Problem: Once the data has been read, return all of it precisely as written.

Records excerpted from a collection
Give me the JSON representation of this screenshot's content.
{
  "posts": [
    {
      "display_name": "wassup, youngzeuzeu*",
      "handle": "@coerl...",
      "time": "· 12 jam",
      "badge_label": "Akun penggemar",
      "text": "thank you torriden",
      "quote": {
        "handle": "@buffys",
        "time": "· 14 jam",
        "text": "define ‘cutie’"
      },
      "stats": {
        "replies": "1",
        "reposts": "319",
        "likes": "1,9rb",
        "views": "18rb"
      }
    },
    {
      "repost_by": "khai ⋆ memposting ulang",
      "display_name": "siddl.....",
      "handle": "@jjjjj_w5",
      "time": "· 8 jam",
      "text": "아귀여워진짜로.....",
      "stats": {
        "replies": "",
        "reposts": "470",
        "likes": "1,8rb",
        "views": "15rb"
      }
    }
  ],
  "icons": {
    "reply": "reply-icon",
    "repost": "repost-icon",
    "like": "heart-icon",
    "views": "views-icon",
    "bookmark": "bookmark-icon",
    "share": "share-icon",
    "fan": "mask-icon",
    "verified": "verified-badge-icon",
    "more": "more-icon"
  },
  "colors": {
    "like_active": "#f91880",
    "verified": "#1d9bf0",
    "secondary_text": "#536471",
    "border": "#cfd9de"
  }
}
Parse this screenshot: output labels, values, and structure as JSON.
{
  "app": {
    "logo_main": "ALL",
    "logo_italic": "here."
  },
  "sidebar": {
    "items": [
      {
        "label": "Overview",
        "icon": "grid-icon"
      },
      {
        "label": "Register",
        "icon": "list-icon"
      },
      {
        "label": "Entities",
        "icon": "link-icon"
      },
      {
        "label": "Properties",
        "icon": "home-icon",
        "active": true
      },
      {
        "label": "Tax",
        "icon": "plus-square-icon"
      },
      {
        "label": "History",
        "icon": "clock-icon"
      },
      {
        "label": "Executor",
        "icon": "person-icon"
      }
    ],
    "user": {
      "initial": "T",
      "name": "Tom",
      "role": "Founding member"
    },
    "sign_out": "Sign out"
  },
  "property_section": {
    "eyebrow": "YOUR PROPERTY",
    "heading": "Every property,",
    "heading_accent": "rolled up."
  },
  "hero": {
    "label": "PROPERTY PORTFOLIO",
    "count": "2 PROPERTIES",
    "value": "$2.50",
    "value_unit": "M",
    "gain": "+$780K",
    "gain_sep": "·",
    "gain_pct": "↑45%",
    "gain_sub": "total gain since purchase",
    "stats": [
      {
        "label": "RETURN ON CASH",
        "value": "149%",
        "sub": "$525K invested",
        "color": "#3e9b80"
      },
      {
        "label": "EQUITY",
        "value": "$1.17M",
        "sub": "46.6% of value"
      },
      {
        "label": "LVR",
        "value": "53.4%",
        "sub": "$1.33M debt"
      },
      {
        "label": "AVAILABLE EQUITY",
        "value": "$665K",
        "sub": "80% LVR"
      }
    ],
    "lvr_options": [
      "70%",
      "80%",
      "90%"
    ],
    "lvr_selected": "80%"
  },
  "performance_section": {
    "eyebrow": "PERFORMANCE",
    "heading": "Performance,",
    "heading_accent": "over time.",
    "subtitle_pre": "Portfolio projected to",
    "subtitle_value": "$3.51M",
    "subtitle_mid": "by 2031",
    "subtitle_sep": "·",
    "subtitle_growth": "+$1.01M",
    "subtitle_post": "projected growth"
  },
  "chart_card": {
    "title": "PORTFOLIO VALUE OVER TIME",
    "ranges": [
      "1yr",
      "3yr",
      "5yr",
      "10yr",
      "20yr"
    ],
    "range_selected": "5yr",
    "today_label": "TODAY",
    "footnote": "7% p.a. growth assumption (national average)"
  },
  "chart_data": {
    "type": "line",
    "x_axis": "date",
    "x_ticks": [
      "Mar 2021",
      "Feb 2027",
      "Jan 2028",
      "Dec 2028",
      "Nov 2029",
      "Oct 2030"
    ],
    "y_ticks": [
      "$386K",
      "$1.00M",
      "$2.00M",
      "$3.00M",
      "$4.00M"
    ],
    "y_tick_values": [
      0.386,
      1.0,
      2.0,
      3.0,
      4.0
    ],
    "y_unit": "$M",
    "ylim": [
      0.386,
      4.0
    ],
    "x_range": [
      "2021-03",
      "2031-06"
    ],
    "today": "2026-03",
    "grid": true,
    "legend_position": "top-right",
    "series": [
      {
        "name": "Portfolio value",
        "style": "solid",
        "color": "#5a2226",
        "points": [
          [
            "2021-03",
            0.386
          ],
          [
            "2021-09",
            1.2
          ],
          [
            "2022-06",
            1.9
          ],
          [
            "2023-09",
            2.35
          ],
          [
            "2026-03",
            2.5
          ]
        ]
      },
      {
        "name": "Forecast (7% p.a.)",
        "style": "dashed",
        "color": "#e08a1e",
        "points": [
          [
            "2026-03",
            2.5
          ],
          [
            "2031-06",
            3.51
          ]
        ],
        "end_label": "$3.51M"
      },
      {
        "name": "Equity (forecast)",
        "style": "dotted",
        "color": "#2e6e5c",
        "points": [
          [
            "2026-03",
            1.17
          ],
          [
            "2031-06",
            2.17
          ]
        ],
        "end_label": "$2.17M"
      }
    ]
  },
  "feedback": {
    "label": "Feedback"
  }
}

Response:
Give me the JSON representation of this screenshot's content.
{
  "posts": [
    {
      "display_name": "wassup, youngzeuzeu*",
      "handle": "@coerl...",
      "time": "· 12 jam",
      "badge_label": "Akun penggemar",
      "text": "thank you torriden",
      "quote": {
        "handle": "@buffys",
        "time": "· 14 jam",
        "text": "define ‘cutie’"
      },
      "stats": {
        "replies": "1",
        "reposts": "319",
        "likes": "1,9rb",
        "views": "18rb"
      }
    },
    {
      "repost_by": "khai ⋆ memposting ulang",
      "display_name": "siddl.....",
      "handle": "@jjjjj_w5",
      "time": "· 8 jam",
      "text": "아귀여워진짜로.....",
      "stats": {
        "replies": "",
        "reposts": "470",
        "likes": "1,8rb",
        "views": "15rb"
      }
    }
  ],
  "icons": {
    "reply": "reply-icon",
    "repost": "repost-icon",
    "like": "heart-icon",
    "views": "views-icon",
    "bookmark": "bookmark-icon",
    "share": "share-icon",
    "fan": "mask-icon",
    "verified": "verified-badge-icon",
    "more": "more-icon"
  },
  "colors": {
    "like_active": "#f91880",
    "verified": "#1d9bf0",
    "secondary_text": "#536471",
    "border": "#cfd9de"
  }
}
Parse this screenshot: output labels, values, and structure as JSON.
{
  "app": {
    "logo_main": "ALL",
    "logo_italic": "here."
  },
  "sidebar": {
    "items": [
      {
        "label": "Overview",
        "icon": "grid-icon"
      },
      {
        "label": "Register",
        "icon": "list-icon"
      },
      {
        "label": "Entities",
        "icon": "link-icon"
      },
      {
        "label": "Properties",
        "icon": "home-icon",
        "active": true
      },
      {
        "label": "Tax",
        "icon": "plus-square-icon"
      },
      {
        "label": "History",
        "icon": "clock-icon"
      },
      {
        "label": "Executor",
        "icon": "person-icon"
      }
    ],
    "user": {
      "initial": "T",
      "name": "Tom",
      "role": "Founding member"
    },
    "sign_out": "Sign out"
  },
  "property_section": {
    "eyebrow": "YOUR PROPERTY",
    "heading": "Every property,",
    "heading_accent": "rolled up."
  },
  "hero": {
    "label": "PROPERTY PORTFOLIO",
    "count": "2 PROPERTIES",
    "value": "$2.50",
    "value_unit": "M",
    "gain": "+$780K",
    "gain_sep": "·",
    "gain_pct": "↑45%",
    "gain_sub": "total gain since purchase",
    "stats": [
      {
        "label": "RETURN ON CASH",
        "value": "149%",
        "sub": "$525K invested",
        "color": "#3e9b80"
      },
      {
        "label": "EQUITY",
        "value": "$1.17M",
        "sub": "46.6% of value"
      },
      {
        "label": "LVR",
        "value": "53.4%",
        "sub": "$1.33M debt"
      },
      {
        "label": "AVAILABLE EQUITY",
        "value": "$665K",
        "sub": "80% LVR"
      }
    ],
    "lvr_options": [
      "70%",
      "80%",
      "90%"
    ],
    "lvr_selected": "80%"
  },
  "performance_section": {
    "eyebrow": "PERFORMANCE",
    "heading": "Performance,",
    "heading_accent": "over time.",
    "subtitle_pre": "Portfolio projected to",
    "subtitle_value": "$3.51M",
    "subtitle_mid": "by 2031",
    "subtitle_sep": "·",
    "subtitle_growth": "+$1.01M",
    "subtitle_post": "projected growth"
  },
  "chart_card": {
    "title": "PORTFOLIO VALUE OVER TIME",
    "ranges": [
      "1yr",
      "3yr",
      "5yr",
      "10yr",
      "20yr"
    ],
    "range_selected": "5yr",
    "today_label": "TODAY",
    "footnote": "7% p.a. growth assumption (national average)"
  },
  "chart_data": {
    "type": "line",
    "x_axis": "date",
    "x_ticks": [
      "Mar 2021",
      "Feb 2027",
      "Jan 2028",
      "Dec 2028",
      "Nov 2029",
      "Oct 2030"
    ],
    "y_ticks": [
      "$386K",
      "$1.00M",
      "$2.00M",
      "$3.00M",
      "$4.00M"
    ],
    "y_tick_values": [
      0.386,
      1.0,
      2.0,
      3.0,
      4.0
    ],
    "y_unit": "$M",
    "ylim": [
      0.386,
      4.0
    ],
    "x_range": [
      "2021-03",
      "2031-06"
    ],
    "today": "2026-03",
    "grid": true,
    "legend_position": "top-right",
    "series": [
      {
        "name": "Portfolio value",
        "style": "solid",
        "color": "#5a2226",
        "points": [
          [
            "2021-03",
            0.386
          ],
          [
            "2021-09",
            1.2
          ],
          [
            "2022-06",
            1.9
          ],
          [
            "2023-09",
            2.35
          ],
          [
            "2026-03",
            2.5
          ]
        ]
      },
      {
        "name": "Forecast (7% p.a.)",
        "style": "dashed",
        "color": "#e08a1e",
        "points": [
          [
            "2026-03",
            2.5
          ],
          [
            "2031-06",
            3.51
          ]
        ],
        "end_label": "$3.51M"
      },
      {
        "name": "Equity (forecast)",
        "style": "dotted",
        "color": "#2e6e5c",
        "points": [
          [
            "2026-03",
            1.17
          ],
          [
            "2031-06",
            2.17
          ]
        ],
        "end_label": "$2.17M"
      }
    ]
  },
  "feedback": {
    "label": "Feedback"
  }
}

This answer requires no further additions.